J: I liked talking about the exit speeds of corners, deciding whether the entry or the exit is more important based on the length of the time you’re on the throttle afterwards. We spend a lot of time working with the girls on their line at the hairpin at Fastimes, but maybe if we could emphasize the amount of time they are on the throttle afterwards and why it makes such a difference to lap time, we could interest them more in trying to get the right line.
P: I swear I see eyes glaze over every time I mention the word hairpin in class!
J: I know. Maybe coming at it from this approach will make them more interested in trying to improve their line. Other than that, though, most of what we do seems pretty similar. It’s nice to know we’re getting a lot of it right.
P: So, going forward, any more road course driving in your future?

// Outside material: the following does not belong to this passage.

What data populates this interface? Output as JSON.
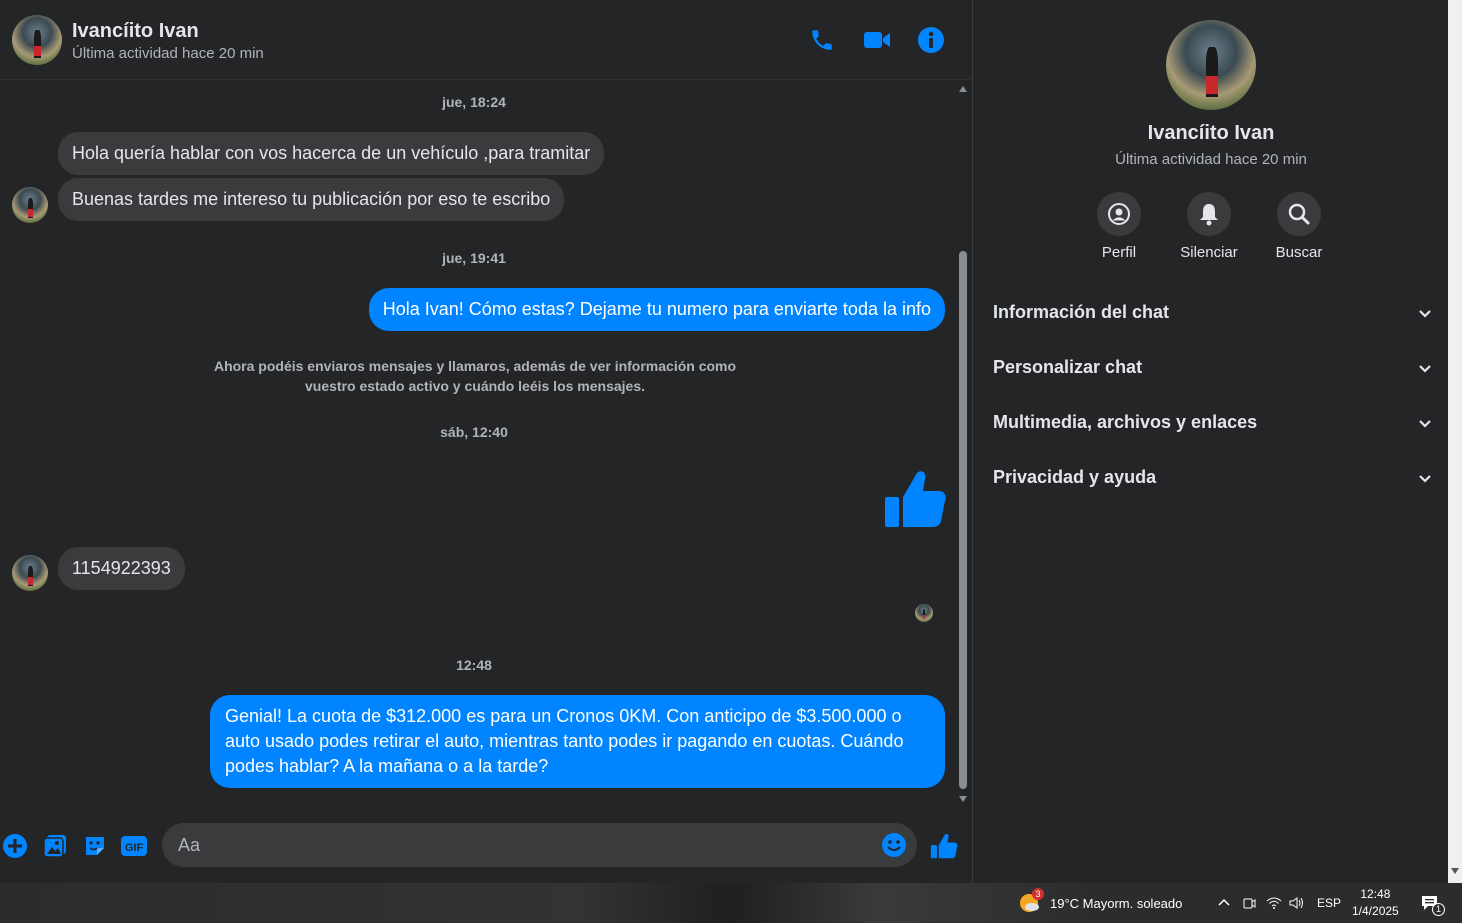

J: I’m actually doing the advanced course in just a couple of days. However, it’s at a new track this time, Road Atlanta. I’ve never been there, and I don’t know much about it. The instructors will be new to me again, and it’s only two days — not three like the previous course — so I feel like I’m going to have a lot to get used to really quickly.
P: Are you nervous? Looking forward to it? Do you know what they’re going to cover?
J: Both! I also don’t really know what we are going to be doing, so I think that added to the new track and new instructors increases my nerves a little.
P: Are you starting to convert to a roadie type who wants to turn right more often in the future, or do you still find yourself thinking wistfully of the midget right now?
J: It’s a new challenge, and I’m loving doing it. I like learning new things and challenging myself. Sure, there are moments that sneak in there where I miss the familiarity of my midget — that’s my comfort zone, and I’m a long way outside it right now. But I’m really enjoying the experience.
P: I can relate to those feelings, too. When I first started driving in open-wheel cars, I missed the karts I drove before. I was a huge fan of the super sticky tires and lots of grip. Driving something that was big, heavy, and slid around all over the place was an eye-opener for me, and I was just coming from road course to road course! I can only imagine how much of a big change it must be for you.
J: Yup. But as I said, I am really enjoying the challenge. I don’t have any plans I can share right now, but maybe I’ll get to do some more of this turning right stuff in the future.
P: One final question. And this one is entirely your fault because you posted this on Twitter right before we talked.
P: Boxers or briefs?
J: If I have any more moments like my “almost big one” at Sebring last week, it might be Depends!
With the support of Glass Hammer Racing, Jessica will be back in action at the advanced Skip Barber Racing School class this Monday and Tuesday, March 4th and 5th. You can follow her on Twitter at @JessicaBean3 to find out how she does, and you are more than welcome to ask her yourself about whether she needed the Depends.
For more information on both Glass Hammer Racing and the Glass Hammer Racing Experience, visit beatbyagirl.org.